Stored entries
----------
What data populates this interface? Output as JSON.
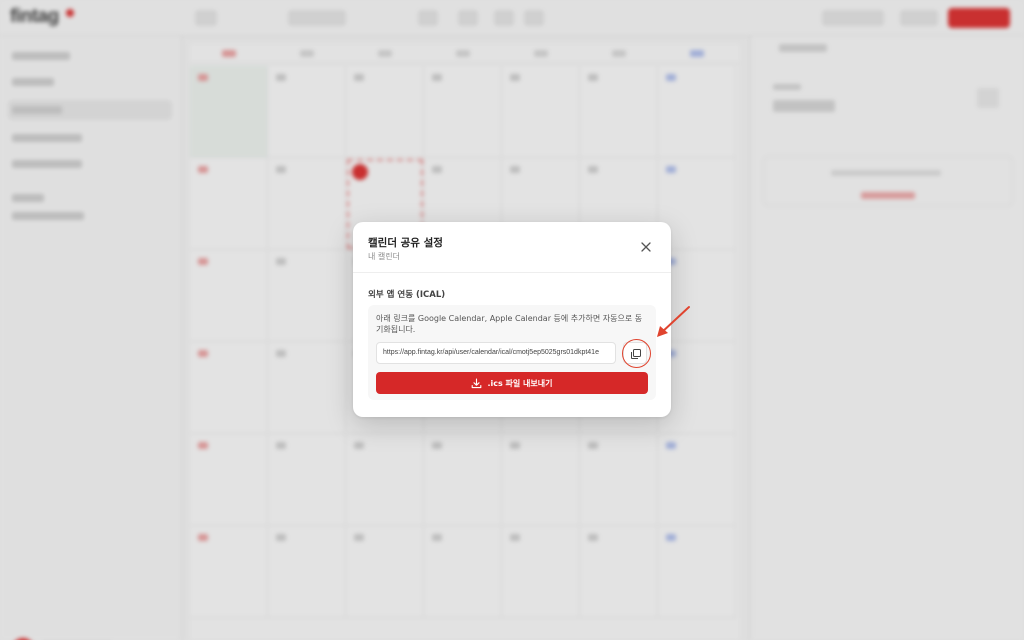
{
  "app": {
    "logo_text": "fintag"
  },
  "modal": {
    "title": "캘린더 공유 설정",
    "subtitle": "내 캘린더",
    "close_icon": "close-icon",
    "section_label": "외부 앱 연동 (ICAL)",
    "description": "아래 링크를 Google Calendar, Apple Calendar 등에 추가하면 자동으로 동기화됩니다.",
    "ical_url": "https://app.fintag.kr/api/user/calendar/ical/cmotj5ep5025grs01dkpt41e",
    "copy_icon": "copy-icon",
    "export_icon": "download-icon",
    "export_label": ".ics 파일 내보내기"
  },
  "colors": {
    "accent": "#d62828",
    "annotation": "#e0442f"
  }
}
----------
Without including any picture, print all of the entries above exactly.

What data populates this interface? Output as JSON.
{
  "app": {
    "logo_text": "fintag"
  },
  "modal": {
    "title": "캘린더 공유 설정",
    "subtitle": "내 캘린더",
    "close_icon": "close-icon",
    "section_label": "외부 앱 연동 (ICAL)",
    "description": "아래 링크를 Google Calendar, Apple Calendar 등에 추가하면 자동으로 동기화됩니다.",
    "ical_url": "https://app.fintag.kr/api/user/calendar/ical/cmotj5ep5025grs01dkpt41e",
    "copy_icon": "copy-icon",
    "export_icon": "download-icon",
    "export_label": ".ics 파일 내보내기"
  },
  "colors": {
    "accent": "#d62828",
    "annotation": "#e0442f"
  }
}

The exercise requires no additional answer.